ENTRIES PROVIDED —
***

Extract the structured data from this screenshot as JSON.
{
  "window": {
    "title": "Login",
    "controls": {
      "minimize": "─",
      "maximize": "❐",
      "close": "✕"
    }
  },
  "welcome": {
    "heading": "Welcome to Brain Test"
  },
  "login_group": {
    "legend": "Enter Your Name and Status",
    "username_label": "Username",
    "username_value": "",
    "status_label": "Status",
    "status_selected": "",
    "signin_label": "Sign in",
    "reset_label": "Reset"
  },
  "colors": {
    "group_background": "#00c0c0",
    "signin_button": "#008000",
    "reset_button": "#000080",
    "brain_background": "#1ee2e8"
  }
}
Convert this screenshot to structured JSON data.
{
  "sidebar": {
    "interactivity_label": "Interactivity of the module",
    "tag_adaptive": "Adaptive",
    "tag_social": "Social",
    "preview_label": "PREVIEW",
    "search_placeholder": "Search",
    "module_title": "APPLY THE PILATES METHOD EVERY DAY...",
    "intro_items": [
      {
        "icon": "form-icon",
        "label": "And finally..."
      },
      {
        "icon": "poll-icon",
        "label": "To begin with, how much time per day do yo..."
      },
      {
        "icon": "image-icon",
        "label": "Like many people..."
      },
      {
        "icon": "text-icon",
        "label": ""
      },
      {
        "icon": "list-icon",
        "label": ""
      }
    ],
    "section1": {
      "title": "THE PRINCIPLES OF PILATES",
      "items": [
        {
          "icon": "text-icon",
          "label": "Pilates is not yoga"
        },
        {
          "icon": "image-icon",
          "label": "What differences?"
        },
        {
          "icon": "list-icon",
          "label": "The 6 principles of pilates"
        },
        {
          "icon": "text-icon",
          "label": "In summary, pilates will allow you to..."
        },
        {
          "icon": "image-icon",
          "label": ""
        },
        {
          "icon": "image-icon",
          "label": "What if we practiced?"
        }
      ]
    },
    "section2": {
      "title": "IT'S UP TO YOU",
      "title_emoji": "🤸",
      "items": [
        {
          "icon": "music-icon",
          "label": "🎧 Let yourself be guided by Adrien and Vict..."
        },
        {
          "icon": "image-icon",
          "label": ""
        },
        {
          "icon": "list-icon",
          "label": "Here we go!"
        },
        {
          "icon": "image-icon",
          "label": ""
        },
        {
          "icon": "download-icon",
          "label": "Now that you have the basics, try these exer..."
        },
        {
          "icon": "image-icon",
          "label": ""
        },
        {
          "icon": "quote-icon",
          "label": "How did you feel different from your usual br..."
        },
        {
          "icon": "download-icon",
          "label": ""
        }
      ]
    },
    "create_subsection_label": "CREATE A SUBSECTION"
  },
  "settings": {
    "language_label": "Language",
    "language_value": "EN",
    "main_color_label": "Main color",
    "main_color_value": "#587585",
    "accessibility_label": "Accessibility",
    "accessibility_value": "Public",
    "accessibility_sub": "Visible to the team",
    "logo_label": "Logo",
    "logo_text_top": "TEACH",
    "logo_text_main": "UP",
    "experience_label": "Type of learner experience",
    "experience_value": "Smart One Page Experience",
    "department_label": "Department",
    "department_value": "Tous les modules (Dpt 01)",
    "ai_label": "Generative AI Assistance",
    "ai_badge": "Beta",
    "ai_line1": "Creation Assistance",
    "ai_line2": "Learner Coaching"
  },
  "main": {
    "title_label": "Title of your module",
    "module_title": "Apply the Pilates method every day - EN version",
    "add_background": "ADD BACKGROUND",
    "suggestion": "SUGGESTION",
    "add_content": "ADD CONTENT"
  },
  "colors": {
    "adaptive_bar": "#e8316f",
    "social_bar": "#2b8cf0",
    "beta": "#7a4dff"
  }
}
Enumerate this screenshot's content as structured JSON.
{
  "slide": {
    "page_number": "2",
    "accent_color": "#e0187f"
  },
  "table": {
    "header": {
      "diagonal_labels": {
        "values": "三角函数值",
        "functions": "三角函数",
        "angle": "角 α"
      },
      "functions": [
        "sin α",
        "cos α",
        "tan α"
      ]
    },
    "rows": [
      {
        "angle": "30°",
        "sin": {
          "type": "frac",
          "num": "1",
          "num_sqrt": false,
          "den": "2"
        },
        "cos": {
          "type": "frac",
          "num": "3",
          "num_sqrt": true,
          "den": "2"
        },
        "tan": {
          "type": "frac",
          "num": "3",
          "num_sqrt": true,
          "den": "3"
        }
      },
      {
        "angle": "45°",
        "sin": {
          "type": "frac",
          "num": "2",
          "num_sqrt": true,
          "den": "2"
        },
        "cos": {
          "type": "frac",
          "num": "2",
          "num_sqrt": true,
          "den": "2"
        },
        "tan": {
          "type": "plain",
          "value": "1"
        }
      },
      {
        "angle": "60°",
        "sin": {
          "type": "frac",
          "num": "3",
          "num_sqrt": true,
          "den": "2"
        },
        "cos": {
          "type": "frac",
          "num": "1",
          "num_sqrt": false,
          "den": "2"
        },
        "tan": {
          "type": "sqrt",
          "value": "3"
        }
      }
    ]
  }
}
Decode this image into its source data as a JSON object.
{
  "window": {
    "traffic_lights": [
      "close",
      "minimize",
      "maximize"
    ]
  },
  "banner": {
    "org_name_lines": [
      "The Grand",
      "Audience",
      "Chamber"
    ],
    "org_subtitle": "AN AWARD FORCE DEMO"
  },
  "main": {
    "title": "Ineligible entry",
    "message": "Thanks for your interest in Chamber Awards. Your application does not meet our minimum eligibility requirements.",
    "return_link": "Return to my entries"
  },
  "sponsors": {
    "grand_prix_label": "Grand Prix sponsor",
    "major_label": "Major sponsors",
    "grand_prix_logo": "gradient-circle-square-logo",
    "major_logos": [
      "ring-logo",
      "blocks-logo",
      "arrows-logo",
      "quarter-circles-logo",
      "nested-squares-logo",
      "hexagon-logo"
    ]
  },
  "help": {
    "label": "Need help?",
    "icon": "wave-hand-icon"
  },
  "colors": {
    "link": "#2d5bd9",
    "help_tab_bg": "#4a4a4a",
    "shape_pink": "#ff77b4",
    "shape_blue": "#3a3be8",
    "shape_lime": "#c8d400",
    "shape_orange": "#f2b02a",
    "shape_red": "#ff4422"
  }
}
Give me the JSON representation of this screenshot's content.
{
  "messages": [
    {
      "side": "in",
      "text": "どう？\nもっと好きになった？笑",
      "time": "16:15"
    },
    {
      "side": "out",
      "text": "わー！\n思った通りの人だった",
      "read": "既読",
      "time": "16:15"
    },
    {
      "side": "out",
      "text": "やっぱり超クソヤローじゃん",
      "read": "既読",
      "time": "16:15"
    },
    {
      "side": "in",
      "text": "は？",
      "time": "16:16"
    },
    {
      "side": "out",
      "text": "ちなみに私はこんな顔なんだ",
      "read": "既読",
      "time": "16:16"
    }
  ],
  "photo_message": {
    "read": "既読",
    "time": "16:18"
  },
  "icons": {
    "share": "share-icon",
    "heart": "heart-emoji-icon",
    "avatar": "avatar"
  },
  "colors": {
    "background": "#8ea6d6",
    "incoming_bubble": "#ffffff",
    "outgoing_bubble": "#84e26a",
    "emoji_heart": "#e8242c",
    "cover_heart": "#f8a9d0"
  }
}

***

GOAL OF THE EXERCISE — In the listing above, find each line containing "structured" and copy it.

RESULT BELOW —
Extract the structured data from this screenshot as JSON.
Convert this screenshot to structured JSON data.
Enumerate this screenshot's content as structured JSON.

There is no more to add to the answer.